A few days later, my hubby drove our family to see Grandpa. He was doing remarkably well as he moved from bed to wheelchair, laughing at his tubes and scars. It did this daughter's heart good to see him recovering so well.
On the way to and from the hospital the kids watched Star Trek: Into Darkness. We randomly commented on our favorite scenes or said one-liners ("Are you out of your cornfed mind? "). My daughter hates the scene where Captain Kirk is trying to beat up Khan. Kirk punches Khan over and over again as Khan stands seemingly unfazed and Kirk tires out. I told her it was an important scene to show us Kirk reacting out of emotion. Hubby joined in and pointed out it also showed there was more to Khan than what the admiral told us.

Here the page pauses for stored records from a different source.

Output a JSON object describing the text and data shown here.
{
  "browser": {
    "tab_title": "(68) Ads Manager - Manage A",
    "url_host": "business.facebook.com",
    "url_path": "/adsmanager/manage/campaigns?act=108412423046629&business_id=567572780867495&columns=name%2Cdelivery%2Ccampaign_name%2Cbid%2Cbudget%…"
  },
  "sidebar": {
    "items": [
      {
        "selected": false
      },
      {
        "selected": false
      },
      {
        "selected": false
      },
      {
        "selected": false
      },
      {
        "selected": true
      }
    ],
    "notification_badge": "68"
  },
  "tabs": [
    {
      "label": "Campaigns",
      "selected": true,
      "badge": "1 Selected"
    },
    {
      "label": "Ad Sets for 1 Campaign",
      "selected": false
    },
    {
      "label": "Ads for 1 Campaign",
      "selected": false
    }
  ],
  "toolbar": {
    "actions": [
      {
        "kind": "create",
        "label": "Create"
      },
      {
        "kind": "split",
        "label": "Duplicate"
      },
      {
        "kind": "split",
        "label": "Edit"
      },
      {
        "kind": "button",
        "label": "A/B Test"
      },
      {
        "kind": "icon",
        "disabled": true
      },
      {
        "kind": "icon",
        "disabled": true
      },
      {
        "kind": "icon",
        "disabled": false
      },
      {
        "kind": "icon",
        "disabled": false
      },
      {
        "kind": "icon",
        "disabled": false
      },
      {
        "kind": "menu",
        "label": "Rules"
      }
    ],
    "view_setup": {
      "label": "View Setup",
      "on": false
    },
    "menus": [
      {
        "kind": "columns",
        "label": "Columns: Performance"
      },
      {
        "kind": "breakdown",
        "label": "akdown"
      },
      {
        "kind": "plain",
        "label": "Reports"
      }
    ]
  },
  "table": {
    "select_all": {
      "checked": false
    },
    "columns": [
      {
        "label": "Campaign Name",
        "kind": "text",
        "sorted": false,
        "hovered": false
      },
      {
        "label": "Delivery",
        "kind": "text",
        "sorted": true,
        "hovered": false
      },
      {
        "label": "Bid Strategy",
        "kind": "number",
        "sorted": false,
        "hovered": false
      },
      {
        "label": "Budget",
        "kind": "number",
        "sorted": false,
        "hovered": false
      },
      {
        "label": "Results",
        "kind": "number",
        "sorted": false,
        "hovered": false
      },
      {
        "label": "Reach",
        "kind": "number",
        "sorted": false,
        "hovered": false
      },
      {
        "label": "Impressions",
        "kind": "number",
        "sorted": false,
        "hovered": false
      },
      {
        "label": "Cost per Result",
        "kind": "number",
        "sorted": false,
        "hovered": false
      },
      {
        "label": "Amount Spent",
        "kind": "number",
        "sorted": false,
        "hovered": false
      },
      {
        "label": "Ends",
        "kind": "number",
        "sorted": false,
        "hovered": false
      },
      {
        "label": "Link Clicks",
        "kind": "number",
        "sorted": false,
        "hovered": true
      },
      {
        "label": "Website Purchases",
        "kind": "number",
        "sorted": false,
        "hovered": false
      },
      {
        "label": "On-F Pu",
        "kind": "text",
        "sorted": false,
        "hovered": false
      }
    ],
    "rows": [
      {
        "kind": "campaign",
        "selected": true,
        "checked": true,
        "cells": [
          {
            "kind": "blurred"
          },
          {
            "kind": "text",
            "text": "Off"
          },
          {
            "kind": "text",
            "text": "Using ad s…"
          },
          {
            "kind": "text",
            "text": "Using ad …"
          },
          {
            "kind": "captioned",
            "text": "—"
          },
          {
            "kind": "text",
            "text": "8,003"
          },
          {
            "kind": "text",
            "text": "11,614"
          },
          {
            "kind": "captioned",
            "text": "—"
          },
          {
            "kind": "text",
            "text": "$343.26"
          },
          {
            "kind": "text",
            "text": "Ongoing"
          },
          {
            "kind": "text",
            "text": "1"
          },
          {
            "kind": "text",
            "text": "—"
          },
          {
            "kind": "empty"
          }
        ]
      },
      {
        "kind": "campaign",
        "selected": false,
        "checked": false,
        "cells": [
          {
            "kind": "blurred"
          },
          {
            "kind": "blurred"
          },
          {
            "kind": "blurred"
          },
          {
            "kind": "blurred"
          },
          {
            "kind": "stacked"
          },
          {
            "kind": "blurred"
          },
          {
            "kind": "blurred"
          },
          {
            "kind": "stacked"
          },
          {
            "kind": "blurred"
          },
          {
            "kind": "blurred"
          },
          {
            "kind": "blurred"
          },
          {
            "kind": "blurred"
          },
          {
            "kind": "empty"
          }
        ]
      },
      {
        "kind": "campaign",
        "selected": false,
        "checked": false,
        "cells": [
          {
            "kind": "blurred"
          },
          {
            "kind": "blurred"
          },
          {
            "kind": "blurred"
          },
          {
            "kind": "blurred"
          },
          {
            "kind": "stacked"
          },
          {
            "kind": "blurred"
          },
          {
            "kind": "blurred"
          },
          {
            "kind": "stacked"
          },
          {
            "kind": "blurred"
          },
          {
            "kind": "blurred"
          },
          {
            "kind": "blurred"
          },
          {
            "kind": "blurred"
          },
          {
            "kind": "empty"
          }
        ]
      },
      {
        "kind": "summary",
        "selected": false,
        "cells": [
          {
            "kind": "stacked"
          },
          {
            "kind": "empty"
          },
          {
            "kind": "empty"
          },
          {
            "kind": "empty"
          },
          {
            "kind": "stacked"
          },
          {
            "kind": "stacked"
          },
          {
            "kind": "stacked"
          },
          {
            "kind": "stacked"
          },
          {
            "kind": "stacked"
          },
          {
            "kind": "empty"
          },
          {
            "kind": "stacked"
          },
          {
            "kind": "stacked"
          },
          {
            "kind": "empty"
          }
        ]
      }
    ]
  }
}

That discussion got me thinking about the storyline and gave me some AH HA! moments.
There are constant obstacles, shift of goals and a deeper look inside characters.
It all starts when Kirk's goal is to save a planet and race of primitive people. He steals something, is chased, stuns his ride and has to cliff dive to safety. Meanwhile, Spook is having his own issues with being inside a live volcano.
The rest of the story goes downhill from there, obstacle-wise. Or maybe uphill because the obstacles are winning?
Kirk gets demoted; Captain Pike dies; Scotty resigns; people in torpedos; helmet cracks; etcetcetc
After watching a movie like Star Trek, I always want to go back to my edits and rachet up the tension and throw in more obstacles.
There are so many ways to add conflict and obstacles to a story. What is the one thing your character is afraid of? Threw it at them. Does the character see a clear path to the goal? Send boulders tumbling down. Is their ife perfect and/or are they climbing the corporate ladder successfully? How about a car accident or surprise pregnancy.
These ideas can take the story into so many different directions. The characters reactions and actions will show us their inner and outer struggles and draw us into the story. The characters have to win too for a couple of reasons:
2. The reader needs to be brought back from the edge of intensity and given a breather (like in Catching Fire! I almost had to leave the theater because the intensity was so high it stressed me out.).
Usually these scenes are the "talking" scenes as my youngest calls the "boring" parts. But they give us a break so we don't get overwhelmed and shut the book. Writers want the readers to keep turning pages and reading, right?
So: add obstacles and conflict to heighten tension, keep the story moving and help readers to understand characters.
Let the characters win.
Is there a book or movie that keeps you on edge? Why?
Have a great week and just. keep. writing.
Favorite quote from movie: "I have no idea what I'm supposed to do. I only know what I can do."